"It would break your heart to see our polling," Cramer said in response.
Scott McNeil, the executive director of the North Dakota Democratic-NPL, said Cramer's official Twitter account is subject to the same rules that prohibit congressional members' websites from including campaign information.
"By using official House resources for political purposes, especially to promote his presumed candidacy for the United States Senate, Representative Cramer is undermining the credibility and dignity of the House," McNeil wrote in a letter to the OCE. "While the only evidence of such misuse of resources presented here is a single tweet, the OCE must treat any evidence of the use of official resources for campaign purposes as significantly undermining the integrity of the House."
Cramer said it's a "petty complaint to say the least, but not surprising because this is what the North Dakota Democratic Party has sunk to." He said he was unsure whether it was a "technical violation."
Last month, Heitkamp drew condemnation from a conservative group for posting inaccurate information about the effect of the Republican tax bill on social media and elsewhere. That group, Americans for Prosperity-North Dakota, didn't suggest an ethics violation, however.
Meanwhile, North Dakota Democrats criticized Cramer Monday for reimbursing himself and paying family members, including a videography business owned by one of his daughters, more than $350,000 in campaign funds since 2011, according to Federal Election Commission records. That issue is not part of the Democrats' ethics investigation request and would "not necessarily fall under the House congressional ethics office," said Democratic-NPL spokesman Daniel Tick.
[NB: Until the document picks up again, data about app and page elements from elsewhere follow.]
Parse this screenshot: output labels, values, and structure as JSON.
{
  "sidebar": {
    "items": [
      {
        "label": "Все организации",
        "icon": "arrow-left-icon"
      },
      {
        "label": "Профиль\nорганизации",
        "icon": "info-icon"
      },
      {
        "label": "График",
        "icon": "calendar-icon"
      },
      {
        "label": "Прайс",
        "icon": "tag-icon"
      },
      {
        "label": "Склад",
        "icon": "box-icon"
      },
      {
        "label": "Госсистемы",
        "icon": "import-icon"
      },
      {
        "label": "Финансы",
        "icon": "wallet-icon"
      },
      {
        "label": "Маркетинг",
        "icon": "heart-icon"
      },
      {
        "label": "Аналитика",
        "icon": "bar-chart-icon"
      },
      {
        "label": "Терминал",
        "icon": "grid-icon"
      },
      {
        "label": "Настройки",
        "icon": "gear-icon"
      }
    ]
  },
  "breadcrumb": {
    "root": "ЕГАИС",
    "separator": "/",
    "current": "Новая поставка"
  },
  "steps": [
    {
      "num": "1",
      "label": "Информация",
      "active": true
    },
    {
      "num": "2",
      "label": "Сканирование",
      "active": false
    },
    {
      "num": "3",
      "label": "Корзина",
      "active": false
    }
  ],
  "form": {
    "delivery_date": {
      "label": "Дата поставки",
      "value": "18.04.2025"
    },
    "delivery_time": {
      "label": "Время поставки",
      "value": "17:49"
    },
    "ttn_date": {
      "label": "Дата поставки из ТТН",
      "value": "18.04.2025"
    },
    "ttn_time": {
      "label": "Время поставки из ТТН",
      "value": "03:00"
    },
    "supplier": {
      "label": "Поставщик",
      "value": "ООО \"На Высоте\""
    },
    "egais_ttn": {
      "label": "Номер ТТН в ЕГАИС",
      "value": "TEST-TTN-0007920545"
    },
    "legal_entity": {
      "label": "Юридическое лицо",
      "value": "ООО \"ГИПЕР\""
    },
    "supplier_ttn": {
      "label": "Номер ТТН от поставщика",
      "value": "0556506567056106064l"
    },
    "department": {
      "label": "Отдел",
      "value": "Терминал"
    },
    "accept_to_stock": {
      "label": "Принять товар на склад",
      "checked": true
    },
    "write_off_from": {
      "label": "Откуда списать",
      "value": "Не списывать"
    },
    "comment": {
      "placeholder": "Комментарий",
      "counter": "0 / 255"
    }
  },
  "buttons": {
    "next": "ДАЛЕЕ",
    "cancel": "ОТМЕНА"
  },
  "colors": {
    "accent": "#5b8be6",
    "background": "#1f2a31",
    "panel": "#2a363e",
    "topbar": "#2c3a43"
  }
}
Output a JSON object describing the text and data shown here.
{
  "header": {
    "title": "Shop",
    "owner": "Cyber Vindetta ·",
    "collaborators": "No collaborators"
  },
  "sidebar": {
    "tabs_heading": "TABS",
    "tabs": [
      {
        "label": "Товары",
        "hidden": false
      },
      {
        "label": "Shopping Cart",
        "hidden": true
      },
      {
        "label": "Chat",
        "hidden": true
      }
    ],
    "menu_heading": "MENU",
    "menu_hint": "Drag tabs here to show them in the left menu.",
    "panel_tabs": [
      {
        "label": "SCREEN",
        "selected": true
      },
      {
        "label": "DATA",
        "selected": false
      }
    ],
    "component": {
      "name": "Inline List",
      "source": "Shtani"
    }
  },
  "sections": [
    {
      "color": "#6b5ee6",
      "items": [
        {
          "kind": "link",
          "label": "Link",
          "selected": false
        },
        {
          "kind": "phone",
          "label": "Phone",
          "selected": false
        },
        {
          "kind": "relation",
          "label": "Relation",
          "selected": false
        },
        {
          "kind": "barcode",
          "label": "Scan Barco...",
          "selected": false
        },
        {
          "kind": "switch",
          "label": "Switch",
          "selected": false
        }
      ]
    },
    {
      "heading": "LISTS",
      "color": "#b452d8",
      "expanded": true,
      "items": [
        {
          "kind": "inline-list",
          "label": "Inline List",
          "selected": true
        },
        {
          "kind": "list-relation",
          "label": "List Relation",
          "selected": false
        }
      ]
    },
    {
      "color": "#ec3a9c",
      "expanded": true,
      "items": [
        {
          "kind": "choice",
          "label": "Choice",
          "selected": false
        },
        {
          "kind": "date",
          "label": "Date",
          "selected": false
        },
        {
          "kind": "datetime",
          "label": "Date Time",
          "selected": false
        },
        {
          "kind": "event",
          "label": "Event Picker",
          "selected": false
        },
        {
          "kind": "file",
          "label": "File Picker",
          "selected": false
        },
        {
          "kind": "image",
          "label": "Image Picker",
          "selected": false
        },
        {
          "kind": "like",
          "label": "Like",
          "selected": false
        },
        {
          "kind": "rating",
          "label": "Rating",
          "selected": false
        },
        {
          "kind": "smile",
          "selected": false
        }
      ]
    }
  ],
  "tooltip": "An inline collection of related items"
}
"It's certainly highly questionable as an ethical matter," he said.
The practice has come up before in Cramer's congressional career, most recently in a Politico article that said it could become a campaign issue if he ran for Senate.
Cramer defended the campaign-related payments, arguing that his wife, Kris, has been his campaign manager for three elections at a cheaper cost than what "25-year-olds get that come out of Washington, D.C."
The payments to Cramer list per diem entries, mileage and other reimbursements. He said there's nothing illegal or unethical about "doing what we do."
"In campaigns ... you want to have people work with you that you can trust," he said. "There's nobody you can trust more than your own family."